Task directions:
A single number is the required answer: the count of lines in the listing below that hold the string "Ventas".

Records provided:
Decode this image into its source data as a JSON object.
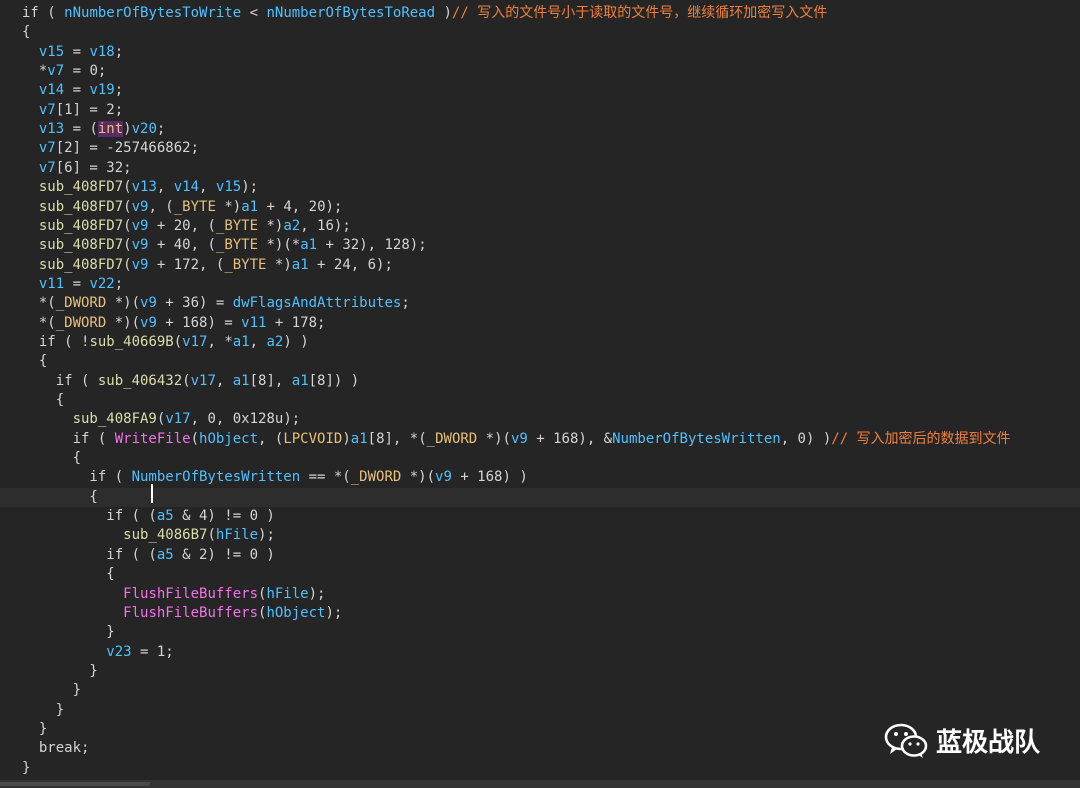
{
  "code": {
    "lines": [
      [
        [
          "k",
          "if ( "
        ],
        [
          "g",
          "nNumberOfBytesToWrite"
        ],
        [
          "p",
          " < "
        ],
        [
          "g",
          "nNumberOfBytesToRead"
        ],
        [
          "p",
          " )"
        ],
        [
          "c",
          "// 写入的文件号小于读取的文件号，继续循环加密写入文件"
        ]
      ],
      [
        [
          "p",
          "{"
        ]
      ],
      [
        [
          "p",
          "  "
        ],
        [
          "v",
          "v15"
        ],
        [
          "p",
          " = "
        ],
        [
          "v",
          "v18"
        ],
        [
          "p",
          ";"
        ]
      ],
      [
        [
          "p",
          "  *"
        ],
        [
          "v",
          "v7"
        ],
        [
          "p",
          " = 0;"
        ]
      ],
      [
        [
          "p",
          "  "
        ],
        [
          "v",
          "v14"
        ],
        [
          "p",
          " = "
        ],
        [
          "v",
          "v19"
        ],
        [
          "p",
          ";"
        ]
      ],
      [
        [
          "p",
          "  "
        ],
        [
          "v",
          "v7"
        ],
        [
          "p",
          "[1] = 2;"
        ]
      ],
      [
        [
          "p",
          "  "
        ],
        [
          "v",
          "v13"
        ],
        [
          "p",
          " = ("
        ],
        [
          "kwhi",
          "int"
        ],
        [
          "p",
          ")"
        ],
        [
          "v",
          "v20"
        ],
        [
          "p",
          ";"
        ]
      ],
      [
        [
          "p",
          "  "
        ],
        [
          "v",
          "v7"
        ],
        [
          "p",
          "[2] = -257466862;"
        ]
      ],
      [
        [
          "p",
          "  "
        ],
        [
          "v",
          "v7"
        ],
        [
          "p",
          "[6] = 32;"
        ]
      ],
      [
        [
          "p",
          "  "
        ],
        [
          "f",
          "sub_408FD7"
        ],
        [
          "p",
          "("
        ],
        [
          "v",
          "v13"
        ],
        [
          "p",
          ", "
        ],
        [
          "v",
          "v14"
        ],
        [
          "p",
          ", "
        ],
        [
          "v",
          "v15"
        ],
        [
          "p",
          ");"
        ]
      ],
      [
        [
          "p",
          "  "
        ],
        [
          "f",
          "sub_408FD7"
        ],
        [
          "p",
          "("
        ],
        [
          "v",
          "v9"
        ],
        [
          "p",
          ", ("
        ],
        [
          "t",
          "_BYTE"
        ],
        [
          "p",
          " *)"
        ],
        [
          "v",
          "a1"
        ],
        [
          "p",
          " + 4, 20);"
        ]
      ],
      [
        [
          "p",
          "  "
        ],
        [
          "f",
          "sub_408FD7"
        ],
        [
          "p",
          "("
        ],
        [
          "v",
          "v9"
        ],
        [
          "p",
          " + 20, ("
        ],
        [
          "t",
          "_BYTE"
        ],
        [
          "p",
          " *)"
        ],
        [
          "v",
          "a2"
        ],
        [
          "p",
          ", 16);"
        ]
      ],
      [
        [
          "p",
          "  "
        ],
        [
          "f",
          "sub_408FD7"
        ],
        [
          "p",
          "("
        ],
        [
          "v",
          "v9"
        ],
        [
          "p",
          " + 40, ("
        ],
        [
          "t",
          "_BYTE"
        ],
        [
          "p",
          " *)(*"
        ],
        [
          "v",
          "a1"
        ],
        [
          "p",
          " + 32), 128);"
        ]
      ],
      [
        [
          "p",
          "  "
        ],
        [
          "f",
          "sub_408FD7"
        ],
        [
          "p",
          "("
        ],
        [
          "v",
          "v9"
        ],
        [
          "p",
          " + 172, ("
        ],
        [
          "t",
          "_BYTE"
        ],
        [
          "p",
          " *)"
        ],
        [
          "v",
          "a1"
        ],
        [
          "p",
          " + 24, 6);"
        ]
      ],
      [
        [
          "p",
          "  "
        ],
        [
          "v",
          "v11"
        ],
        [
          "p",
          " = "
        ],
        [
          "v",
          "v22"
        ],
        [
          "p",
          ";"
        ]
      ],
      [
        [
          "p",
          "  *("
        ],
        [
          "t",
          "_DWORD"
        ],
        [
          "p",
          " *)("
        ],
        [
          "v",
          "v9"
        ],
        [
          "p",
          " + 36) = "
        ],
        [
          "g",
          "dwFlagsAndAttributes"
        ],
        [
          "p",
          ";"
        ]
      ],
      [
        [
          "p",
          "  *("
        ],
        [
          "t",
          "_DWORD"
        ],
        [
          "p",
          " *)("
        ],
        [
          "v",
          "v9"
        ],
        [
          "p",
          " + 168) = "
        ],
        [
          "v",
          "v11"
        ],
        [
          "p",
          " + 178;"
        ]
      ],
      [
        [
          "p",
          "  if ( !"
        ],
        [
          "f",
          "sub_40669B"
        ],
        [
          "p",
          "("
        ],
        [
          "v",
          "v17"
        ],
        [
          "p",
          ", *"
        ],
        [
          "v",
          "a1"
        ],
        [
          "p",
          ", "
        ],
        [
          "v",
          "a2"
        ],
        [
          "p",
          ") )"
        ]
      ],
      [
        [
          "p",
          "  {"
        ]
      ],
      [
        [
          "p",
          "    if ( "
        ],
        [
          "f",
          "sub_406432"
        ],
        [
          "p",
          "("
        ],
        [
          "v",
          "v17"
        ],
        [
          "p",
          ", "
        ],
        [
          "v",
          "a1"
        ],
        [
          "p",
          "[8], "
        ],
        [
          "v",
          "a1"
        ],
        [
          "p",
          "[8]) )"
        ]
      ],
      [
        [
          "p",
          "    {"
        ]
      ],
      [
        [
          "p",
          "      "
        ],
        [
          "f",
          "sub_408FA9"
        ],
        [
          "p",
          "("
        ],
        [
          "v",
          "v17"
        ],
        [
          "p",
          ", 0, 0x128u);"
        ]
      ],
      [
        [
          "p",
          "      if ( "
        ],
        [
          "a",
          "WriteFile"
        ],
        [
          "p",
          "("
        ],
        [
          "v",
          "hObject"
        ],
        [
          "p",
          ", ("
        ],
        [
          "t",
          "LPCVOID"
        ],
        [
          "p",
          ")"
        ],
        [
          "v",
          "a1"
        ],
        [
          "p",
          "[8], *("
        ],
        [
          "t",
          "_DWORD"
        ],
        [
          "p",
          " *)("
        ],
        [
          "v",
          "v9"
        ],
        [
          "p",
          " + 168), &"
        ],
        [
          "g",
          "NumberOfBytesWritten"
        ],
        [
          "p",
          ", 0) )"
        ],
        [
          "c",
          "// 写入加密后的数据到文件"
        ]
      ],
      [
        [
          "p",
          "      {"
        ]
      ],
      [
        [
          "p",
          "        if ( "
        ],
        [
          "g",
          "NumberOfBytesWritten"
        ],
        [
          "p",
          " == *("
        ],
        [
          "t",
          "_DWORD"
        ],
        [
          "p",
          " *)("
        ],
        [
          "v",
          "v9"
        ],
        [
          "p",
          " + 168) )"
        ]
      ],
      [
        [
          "p",
          "        {"
        ]
      ],
      [
        [
          "p",
          "          if ( ("
        ],
        [
          "v",
          "a5"
        ],
        [
          "p",
          " & 4) != 0 )"
        ]
      ],
      [
        [
          "p",
          "            "
        ],
        [
          "f",
          "sub_4086B7"
        ],
        [
          "p",
          "("
        ],
        [
          "v",
          "hFile"
        ],
        [
          "p",
          ");"
        ]
      ],
      [
        [
          "p",
          "          if ( ("
        ],
        [
          "v",
          "a5"
        ],
        [
          "p",
          " & 2) != 0 )"
        ]
      ],
      [
        [
          "p",
          "          {"
        ]
      ],
      [
        [
          "p",
          "            "
        ],
        [
          "a",
          "FlushFileBuffers"
        ],
        [
          "p",
          "("
        ],
        [
          "v",
          "hFile"
        ],
        [
          "p",
          ");"
        ]
      ],
      [
        [
          "p",
          "            "
        ],
        [
          "a",
          "FlushFileBuffers"
        ],
        [
          "p",
          "("
        ],
        [
          "v",
          "hObject"
        ],
        [
          "p",
          ");"
        ]
      ],
      [
        [
          "p",
          "          }"
        ]
      ],
      [
        [
          "p",
          "          "
        ],
        [
          "v",
          "v23"
        ],
        [
          "p",
          " = 1;"
        ]
      ],
      [
        [
          "p",
          "        }"
        ]
      ],
      [
        [
          "p",
          "      }"
        ]
      ],
      [
        [
          "p",
          "    }"
        ]
      ],
      [
        [
          "p",
          "  }"
        ]
      ],
      [
        [
          "p",
          "  break;"
        ]
      ],
      [
        [
          "p",
          "}"
        ]
      ]
    ],
    "current_line_index": 25
  },
  "watermark": {
    "text": "蓝极战队",
    "icon": "wechat-icon"
  },
  "colors": {
    "background": "#252526",
    "variable": "#4fc1ff",
    "function": "#dcdcaa",
    "type": "#e5c07b",
    "api": "#f472e8",
    "comment": "#f0803c"
  }
}
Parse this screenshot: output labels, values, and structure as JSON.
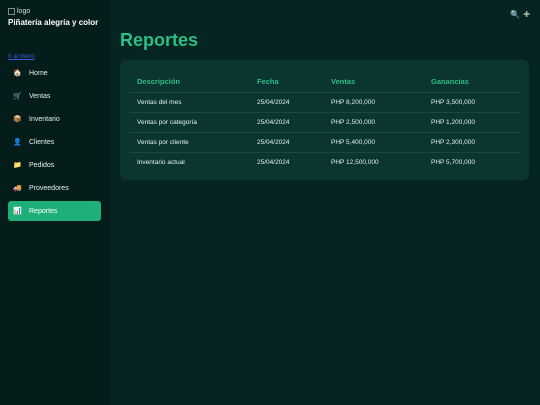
{
  "app": {
    "logo_alt": "logo",
    "brand": "Piñatería alegría y color",
    "menu_link": "Ir al menú"
  },
  "sidebar": {
    "items": [
      {
        "label": "Home",
        "icon": "🏠",
        "icon_name": "home-icon",
        "active": false
      },
      {
        "label": "Ventas",
        "icon": "🛒",
        "icon_name": "cart-icon",
        "active": false
      },
      {
        "label": "Inventario",
        "icon": "📦",
        "icon_name": "box-icon",
        "active": false
      },
      {
        "label": "Clientes",
        "icon": "👤",
        "icon_name": "user-icon",
        "active": false
      },
      {
        "label": "Pedidos",
        "icon": "📁",
        "icon_name": "folder-icon",
        "active": false
      },
      {
        "label": "Proveedores",
        "icon": "🚚",
        "icon_name": "truck-icon",
        "active": false
      },
      {
        "label": "Reportes",
        "icon": "📊",
        "icon_name": "chart-icon",
        "active": true
      }
    ]
  },
  "header": {
    "title": "Reportes",
    "icons": [
      {
        "glyph": "🔍",
        "name": "search-icon"
      },
      {
        "glyph": "✚",
        "name": "add-icon"
      }
    ]
  },
  "table": {
    "columns": [
      "Descripción",
      "Fecha",
      "Ventas",
      "Ganancias"
    ],
    "rows": [
      [
        "Ventas del mes",
        "25/04/2024",
        "PHP 8,200,000",
        "PHP 3,500,000"
      ],
      [
        "Ventas por categoría",
        "25/04/2024",
        "PHP 2,500,000",
        "PHP 1,200,000"
      ],
      [
        "Ventas por cliente",
        "25/04/2024",
        "PHP 5,400,000",
        "PHP 2,300,000"
      ],
      [
        "Inventario actual",
        "25/04/2024",
        "PHP 12,500,000",
        "PHP 5,700,000"
      ]
    ]
  },
  "colors": {
    "accent": "#2ebd85",
    "active_nav": "#1fb07a",
    "background": "#062421",
    "sidebar": "#041c1a",
    "card": "#0a3530"
  }
}
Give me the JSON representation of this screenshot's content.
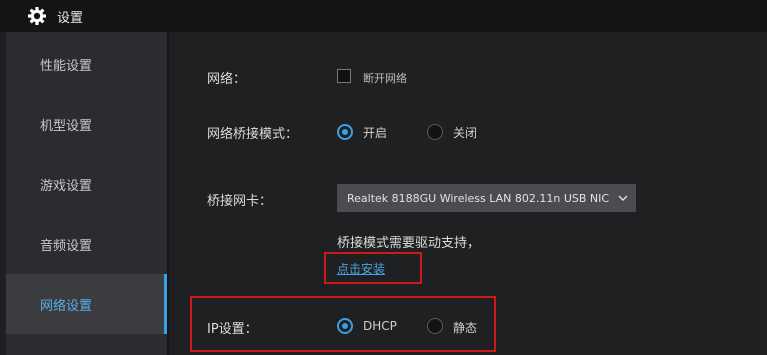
{
  "window": {
    "title": "设置",
    "title_icon": "gear-icon"
  },
  "sidebar": {
    "items": [
      {
        "label": "性能设置",
        "active": false
      },
      {
        "label": "机型设置",
        "active": false
      },
      {
        "label": "游戏设置",
        "active": false
      },
      {
        "label": "音频设置",
        "active": false
      },
      {
        "label": "网络设置",
        "active": true
      }
    ]
  },
  "network": {
    "label": "网络：",
    "disconnect_label": "断开网络",
    "disconnect_checked": false
  },
  "bridge_mode": {
    "label": "网络桥接模式：",
    "options": [
      {
        "label": "开启",
        "selected": true
      },
      {
        "label": "关闭",
        "selected": false
      }
    ]
  },
  "bridge_nic": {
    "label": "桥接网卡：",
    "selected_value": "Realtek 8188GU Wireless LAN 802.11n USB NIC"
  },
  "driver_hint": {
    "text": "桥接模式需要驱动支持，",
    "link": "点击安装"
  },
  "ip_settings": {
    "label": "IP设置：",
    "options": [
      {
        "label": "DHCP",
        "selected": true
      },
      {
        "label": "静态",
        "selected": false
      }
    ]
  },
  "colors": {
    "accent": "#3aa0e6",
    "highlight_box": "#d01818",
    "background": "#1f2022",
    "sidebar": "#2b2c2f",
    "titlebar": "#131416"
  }
}
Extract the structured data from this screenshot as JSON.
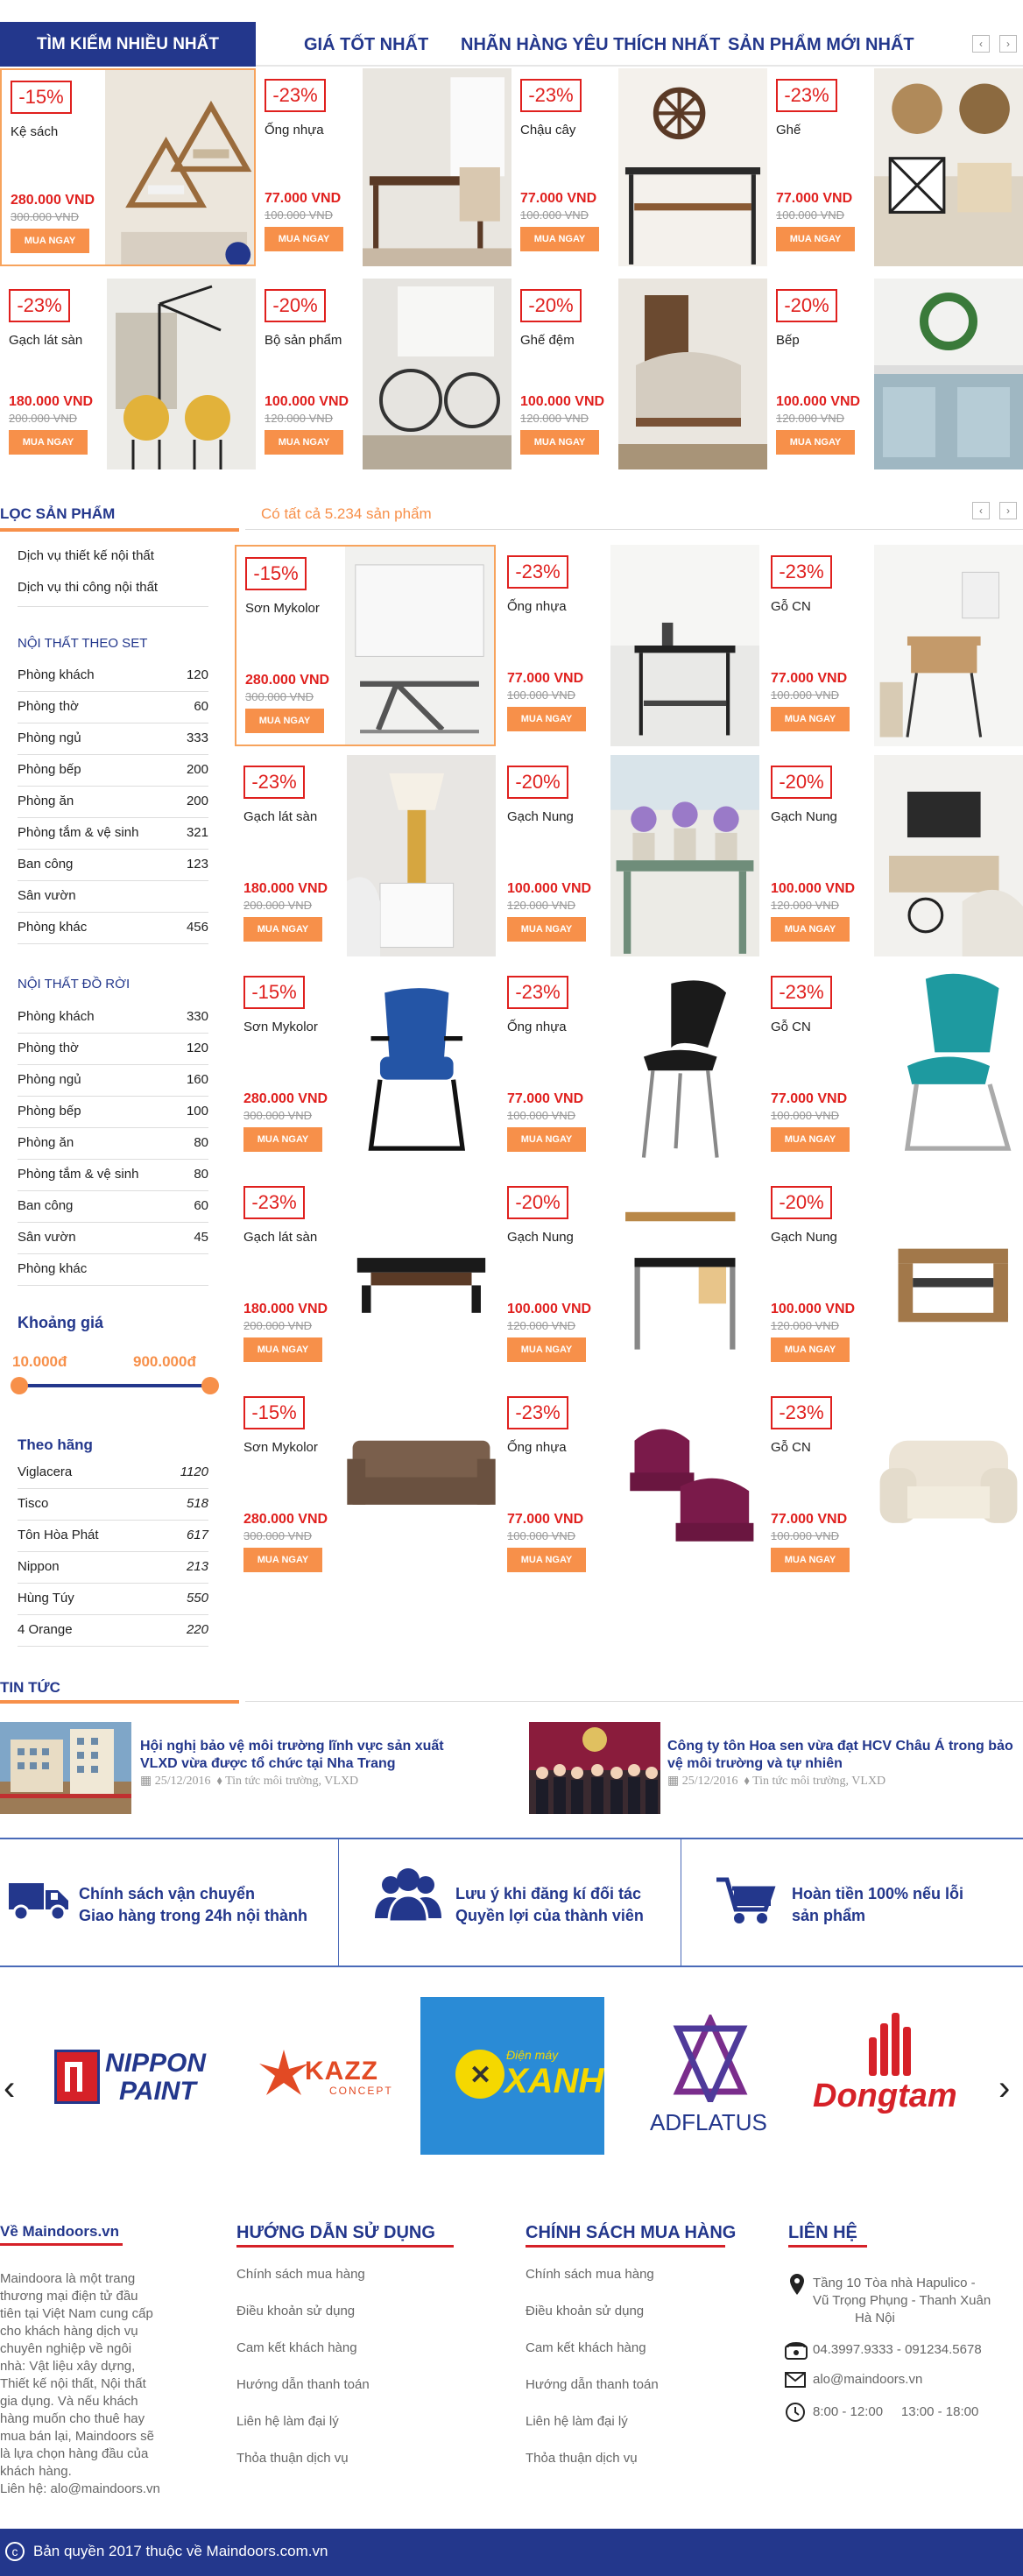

Reply:
5